> [DIRECTIONS] Repeat each line of the material exactly.

[GIVEN RECORDS]

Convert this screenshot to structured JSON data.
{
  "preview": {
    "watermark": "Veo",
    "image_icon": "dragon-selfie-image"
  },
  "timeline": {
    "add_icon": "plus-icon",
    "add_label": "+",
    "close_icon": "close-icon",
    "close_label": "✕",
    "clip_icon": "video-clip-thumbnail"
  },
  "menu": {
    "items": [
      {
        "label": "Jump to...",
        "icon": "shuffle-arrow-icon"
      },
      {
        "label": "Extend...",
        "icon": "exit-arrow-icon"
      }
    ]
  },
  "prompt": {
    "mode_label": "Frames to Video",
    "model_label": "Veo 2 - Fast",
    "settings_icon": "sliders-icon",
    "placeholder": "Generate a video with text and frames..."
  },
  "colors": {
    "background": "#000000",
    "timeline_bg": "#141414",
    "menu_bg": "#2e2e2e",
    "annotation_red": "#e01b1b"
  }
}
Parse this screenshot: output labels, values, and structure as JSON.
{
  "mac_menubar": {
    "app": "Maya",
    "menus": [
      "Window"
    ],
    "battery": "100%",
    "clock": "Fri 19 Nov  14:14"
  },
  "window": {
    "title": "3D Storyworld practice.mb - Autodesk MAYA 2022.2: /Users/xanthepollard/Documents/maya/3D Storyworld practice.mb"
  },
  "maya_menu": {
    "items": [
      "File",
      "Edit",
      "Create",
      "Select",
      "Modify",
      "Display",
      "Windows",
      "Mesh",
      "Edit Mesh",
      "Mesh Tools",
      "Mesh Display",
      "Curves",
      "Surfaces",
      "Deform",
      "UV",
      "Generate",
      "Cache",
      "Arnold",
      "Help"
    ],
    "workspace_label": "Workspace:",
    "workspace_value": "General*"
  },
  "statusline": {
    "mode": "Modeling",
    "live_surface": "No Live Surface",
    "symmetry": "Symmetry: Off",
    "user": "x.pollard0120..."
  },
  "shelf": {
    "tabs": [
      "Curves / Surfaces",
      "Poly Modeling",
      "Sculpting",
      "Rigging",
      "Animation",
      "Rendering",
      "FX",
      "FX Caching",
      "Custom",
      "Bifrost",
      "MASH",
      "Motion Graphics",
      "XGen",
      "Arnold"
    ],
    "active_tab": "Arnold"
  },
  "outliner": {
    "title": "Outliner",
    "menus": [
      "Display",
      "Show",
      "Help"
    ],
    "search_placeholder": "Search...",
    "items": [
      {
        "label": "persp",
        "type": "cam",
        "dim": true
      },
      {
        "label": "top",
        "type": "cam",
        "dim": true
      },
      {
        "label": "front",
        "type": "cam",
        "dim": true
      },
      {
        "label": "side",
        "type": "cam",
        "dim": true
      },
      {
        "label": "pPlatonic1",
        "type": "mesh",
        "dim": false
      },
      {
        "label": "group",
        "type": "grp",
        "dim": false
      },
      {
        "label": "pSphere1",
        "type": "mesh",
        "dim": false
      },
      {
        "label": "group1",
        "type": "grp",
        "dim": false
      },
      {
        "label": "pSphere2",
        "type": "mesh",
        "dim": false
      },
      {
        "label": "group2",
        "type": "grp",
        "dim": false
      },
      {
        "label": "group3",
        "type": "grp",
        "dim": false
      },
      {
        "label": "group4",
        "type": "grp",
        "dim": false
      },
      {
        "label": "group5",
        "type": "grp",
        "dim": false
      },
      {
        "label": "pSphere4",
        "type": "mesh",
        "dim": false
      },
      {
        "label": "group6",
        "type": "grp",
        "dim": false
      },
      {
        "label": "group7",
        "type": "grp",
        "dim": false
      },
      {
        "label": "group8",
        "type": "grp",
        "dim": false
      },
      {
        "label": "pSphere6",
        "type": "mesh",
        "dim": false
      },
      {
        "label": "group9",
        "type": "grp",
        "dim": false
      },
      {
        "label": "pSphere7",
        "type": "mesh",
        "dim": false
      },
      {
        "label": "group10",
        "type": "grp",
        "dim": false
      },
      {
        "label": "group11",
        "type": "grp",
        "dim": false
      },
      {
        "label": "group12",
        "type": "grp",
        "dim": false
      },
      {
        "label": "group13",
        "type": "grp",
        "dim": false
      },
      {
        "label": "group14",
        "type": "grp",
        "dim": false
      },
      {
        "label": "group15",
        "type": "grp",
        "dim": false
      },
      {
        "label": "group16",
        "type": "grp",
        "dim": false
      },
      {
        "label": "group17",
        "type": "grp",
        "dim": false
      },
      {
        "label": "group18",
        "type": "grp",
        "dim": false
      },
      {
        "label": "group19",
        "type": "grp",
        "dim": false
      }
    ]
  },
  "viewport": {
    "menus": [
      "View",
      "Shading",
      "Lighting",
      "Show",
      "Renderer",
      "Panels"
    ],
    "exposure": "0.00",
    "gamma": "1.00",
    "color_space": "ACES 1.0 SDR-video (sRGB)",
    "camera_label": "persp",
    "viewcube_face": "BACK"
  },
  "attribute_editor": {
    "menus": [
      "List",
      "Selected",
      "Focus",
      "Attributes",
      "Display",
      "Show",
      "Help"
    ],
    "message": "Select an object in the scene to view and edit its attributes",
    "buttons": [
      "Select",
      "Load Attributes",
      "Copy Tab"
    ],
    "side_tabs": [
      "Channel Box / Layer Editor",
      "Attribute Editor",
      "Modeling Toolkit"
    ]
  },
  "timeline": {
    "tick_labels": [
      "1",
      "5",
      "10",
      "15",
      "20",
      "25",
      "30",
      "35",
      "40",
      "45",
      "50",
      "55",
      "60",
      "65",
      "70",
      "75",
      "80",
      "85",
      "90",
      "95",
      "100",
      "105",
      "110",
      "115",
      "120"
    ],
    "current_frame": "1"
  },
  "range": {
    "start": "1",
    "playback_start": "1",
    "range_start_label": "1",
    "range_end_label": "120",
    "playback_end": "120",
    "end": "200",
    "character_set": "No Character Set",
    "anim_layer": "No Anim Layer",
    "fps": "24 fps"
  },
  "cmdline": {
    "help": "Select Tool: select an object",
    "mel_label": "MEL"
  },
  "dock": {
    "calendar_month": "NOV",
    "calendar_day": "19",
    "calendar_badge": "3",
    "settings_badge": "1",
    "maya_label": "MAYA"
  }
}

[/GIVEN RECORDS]

> [FINAL ANSWER]
Convert this screenshot to structured JSON data.
{
  "preview": {
    "watermark": "Veo",
    "image_icon": "dragon-selfie-image"
  },
  "timeline": {
    "add_icon": "plus-icon",
    "add_label": "+",
    "close_icon": "close-icon",
    "close_label": "✕",
    "clip_icon": "video-clip-thumbnail"
  },
  "menu": {
    "items": [
      {
        "label": "Jump to...",
        "icon": "shuffle-arrow-icon"
      },
      {
        "label": "Extend...",
        "icon": "exit-arrow-icon"
      }
    ]
  },
  "prompt": {
    "mode_label": "Frames to Video",
    "model_label": "Veo 2 - Fast",
    "settings_icon": "sliders-icon",
    "placeholder": "Generate a video with text and frames..."
  },
  "colors": {
    "background": "#000000",
    "timeline_bg": "#141414",
    "menu_bg": "#2e2e2e",
    "annotation_red": "#e01b1b"
  }
}
Parse this screenshot: output labels, values, and structure as JSON.
{
  "mac_menubar": {
    "app": "Maya",
    "menus": [
      "Window"
    ],
    "battery": "100%",
    "clock": "Fri 19 Nov  14:14"
  },
  "window": {
    "title": "3D Storyworld practice.mb - Autodesk MAYA 2022.2: /Users/xanthepollard/Documents/maya/3D Storyworld practice.mb"
  },
  "maya_menu": {
    "items": [
      "File",
      "Edit",
      "Create",
      "Select",
      "Modify",
      "Display",
      "Windows",
      "Mesh",
      "Edit Mesh",
      "Mesh Tools",
      "Mesh Display",
      "Curves",
      "Surfaces",
      "Deform",
      "UV",
      "Generate",
      "Cache",
      "Arnold",
      "Help"
    ],
    "workspace_label": "Workspace:",
    "workspace_value": "General*"
  },
  "statusline": {
    "mode": "Modeling",
    "live_surface": "No Live Surface",
    "symmetry": "Symmetry: Off",
    "user": "x.pollard0120..."
  },
  "shelf": {
    "tabs": [
      "Curves / Surfaces",
      "Poly Modeling",
      "Sculpting",
      "Rigging",
      "Animation",
      "Rendering",
      "FX",
      "FX Caching",
      "Custom",
      "Bifrost",
      "MASH",
      "Motion Graphics",
      "XGen",
      "Arnold"
    ],
    "active_tab": "Arnold"
  },
  "outliner": {
    "title": "Outliner",
    "menus": [
      "Display",
      "Show",
      "Help"
    ],
    "search_placeholder": "Search...",
    "items": [
      {
        "label": "persp",
        "type": "cam",
        "dim": true
      },
      {
        "label": "top",
        "type": "cam",
        "dim": true
      },
      {
        "label": "front",
        "type": "cam",
        "dim": true
      },
      {
        "label": "side",
        "type": "cam",
        "dim": true
      },
      {
        "label": "pPlatonic1",
        "type": "mesh",
        "dim": false
      },
      {
        "label": "group",
        "type": "grp",
        "dim": false
      },
      {
        "label": "pSphere1",
        "type": "mesh",
        "dim": false
      },
      {
        "label": "group1",
        "type": "grp",
        "dim": false
      },
      {
        "label": "pSphere2",
        "type": "mesh",
        "dim": false
      },
      {
        "label": "group2",
        "type": "grp",
        "dim": false
      },
      {
        "label": "group3",
        "type": "grp",
        "dim": false
      },
      {
        "label": "group4",
        "type": "grp",
        "dim": false
      },
      {
        "label": "group5",
        "type": "grp",
        "dim": false
      },
      {
        "label": "pSphere4",
        "type": "mesh",
        "dim": false
      },
      {
        "label": "group6",
        "type": "grp",
        "dim": false
      },
      {
        "label": "group7",
        "type": "grp",
        "dim": false
      },
      {
        "label": "group8",
        "type": "grp",
        "dim": false
      },
      {
        "label": "pSphere6",
        "type": "mesh",
        "dim": false
      },
      {
        "label": "group9",
        "type": "grp",
        "dim": false
      },
      {
        "label": "pSphere7",
        "type": "mesh",
        "dim": false
      },
      {
        "label": "group10",
        "type": "grp",
        "dim": false
      },
      {
        "label": "group11",
        "type": "grp",
        "dim": false
      },
      {
        "label": "group12",
        "type": "grp",
        "dim": false
      },
      {
        "label": "group13",
        "type": "grp",
        "dim": false
      },
      {
        "label": "group14",
        "type": "grp",
        "dim": false
      },
      {
        "label": "group15",
        "type": "grp",
        "dim": false
      },
      {
        "label": "group16",
        "type": "grp",
        "dim": false
      },
      {
        "label": "group17",
        "type": "grp",
        "dim": false
      },
      {
        "label": "group18",
        "type": "grp",
        "dim": false
      },
      {
        "label": "group19",
        "type": "grp",
        "dim": false
      }
    ]
  },
  "viewport": {
    "menus": [
      "View",
      "Shading",
      "Lighting",
      "Show",
      "Renderer",
      "Panels"
    ],
    "exposure": "0.00",
    "gamma": "1.00",
    "color_space": "ACES 1.0 SDR-video (sRGB)",
    "camera_label": "persp",
    "viewcube_face": "BACK"
  },
  "attribute_editor": {
    "menus": [
      "List",
      "Selected",
      "Focus",
      "Attributes",
      "Display",
      "Show",
      "Help"
    ],
    "message": "Select an object in the scene to view and edit its attributes",
    "buttons": [
      "Select",
      "Load Attributes",
      "Copy Tab"
    ],
    "side_tabs": [
      "Channel Box / Layer Editor",
      "Attribute Editor",
      "Modeling Toolkit"
    ]
  },
  "timeline": {
    "tick_labels": [
      "1",
      "5",
      "10",
      "15",
      "20",
      "25",
      "30",
      "35",
      "40",
      "45",
      "50",
      "55",
      "60",
      "65",
      "70",
      "75",
      "80",
      "85",
      "90",
      "95",
      "100",
      "105",
      "110",
      "115",
      "120"
    ],
    "current_frame": "1"
  },
  "range": {
    "start": "1",
    "playback_start": "1",
    "range_start_label": "1",
    "range_end_label": "120",
    "playback_end": "120",
    "end": "200",
    "character_set": "No Character Set",
    "anim_layer": "No Anim Layer",
    "fps": "24 fps"
  },
  "cmdline": {
    "help": "Select Tool: select an object",
    "mel_label": "MEL"
  },
  "dock": {
    "calendar_month": "NOV",
    "calendar_day": "19",
    "calendar_badge": "3",
    "settings_badge": "1",
    "maya_label": "MAYA"
  }
}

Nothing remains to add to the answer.